INFORMATION PROVIDED:
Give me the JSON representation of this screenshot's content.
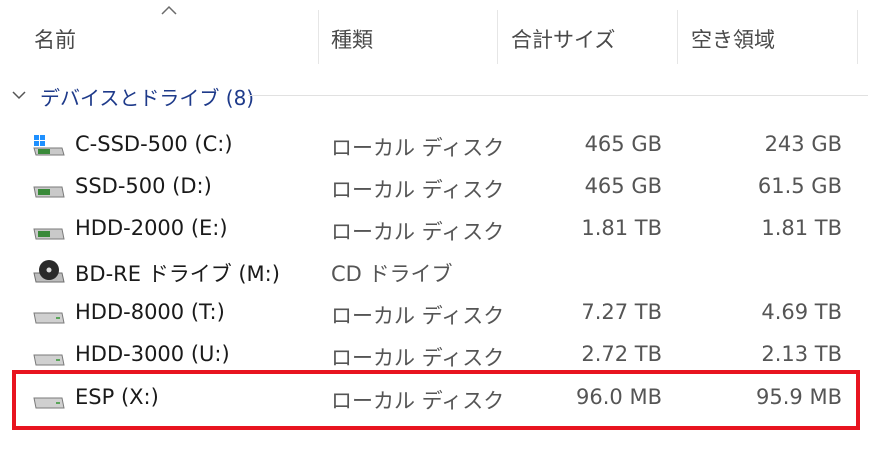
{
  "header": {
    "columns": [
      {
        "label": "名前"
      },
      {
        "label": "種類"
      },
      {
        "label": "合計サイズ"
      },
      {
        "label": "空き領域"
      }
    ]
  },
  "group": {
    "label": "デバイスとドライブ",
    "count": "(8)"
  },
  "drives": [
    {
      "name": "C-SSD-500 (C:)",
      "type": "ローカル ディスク",
      "total": "465 GB",
      "free": "243 GB",
      "icon": "windows-drive-icon"
    },
    {
      "name": "SSD-500 (D:)",
      "type": "ローカル ディスク",
      "total": "465 GB",
      "free": "61.5 GB",
      "icon": "drive-icon"
    },
    {
      "name": "HDD-2000 (E:)",
      "type": "ローカル ディスク",
      "total": "1.81 TB",
      "free": "1.81 TB",
      "icon": "drive-icon"
    },
    {
      "name": "BD-RE ドライブ (M:)",
      "type": "CD ドライブ",
      "total": "",
      "free": "",
      "icon": "bd-drive-icon"
    },
    {
      "name": "HDD-8000 (T:)",
      "type": "ローカル ディスク",
      "total": "7.27 TB",
      "free": "4.69 TB",
      "icon": "hdd-icon"
    },
    {
      "name": "HDD-3000 (U:)",
      "type": "ローカル ディスク",
      "total": "2.72 TB",
      "free": "2.13 TB",
      "icon": "hdd-icon"
    },
    {
      "name": "ESP (X:)",
      "type": "ローカル ディスク",
      "total": "96.0 MB",
      "free": "95.9 MB",
      "icon": "hdd-icon"
    }
  ],
  "colors": {
    "highlight": "#e8141f",
    "group_text": "#1e3a8a"
  }
}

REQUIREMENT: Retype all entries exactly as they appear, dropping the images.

RESPONSE BOX:
Give me the JSON representation of this screenshot's content.
{
  "header": {
    "columns": [
      {
        "label": "名前"
      },
      {
        "label": "種類"
      },
      {
        "label": "合計サイズ"
      },
      {
        "label": "空き領域"
      }
    ]
  },
  "group": {
    "label": "デバイスとドライブ",
    "count": "(8)"
  },
  "drives": [
    {
      "name": "C-SSD-500 (C:)",
      "type": "ローカル ディスク",
      "total": "465 GB",
      "free": "243 GB",
      "icon": "windows-drive-icon"
    },
    {
      "name": "SSD-500 (D:)",
      "type": "ローカル ディスク",
      "total": "465 GB",
      "free": "61.5 GB",
      "icon": "drive-icon"
    },
    {
      "name": "HDD-2000 (E:)",
      "type": "ローカル ディスク",
      "total": "1.81 TB",
      "free": "1.81 TB",
      "icon": "drive-icon"
    },
    {
      "name": "BD-RE ドライブ (M:)",
      "type": "CD ドライブ",
      "total": "",
      "free": "",
      "icon": "bd-drive-icon"
    },
    {
      "name": "HDD-8000 (T:)",
      "type": "ローカル ディスク",
      "total": "7.27 TB",
      "free": "4.69 TB",
      "icon": "hdd-icon"
    },
    {
      "name": "HDD-3000 (U:)",
      "type": "ローカル ディスク",
      "total": "2.72 TB",
      "free": "2.13 TB",
      "icon": "hdd-icon"
    },
    {
      "name": "ESP (X:)",
      "type": "ローカル ディスク",
      "total": "96.0 MB",
      "free": "95.9 MB",
      "icon": "hdd-icon"
    }
  ],
  "colors": {
    "highlight": "#e8141f",
    "group_text": "#1e3a8a"
  }
}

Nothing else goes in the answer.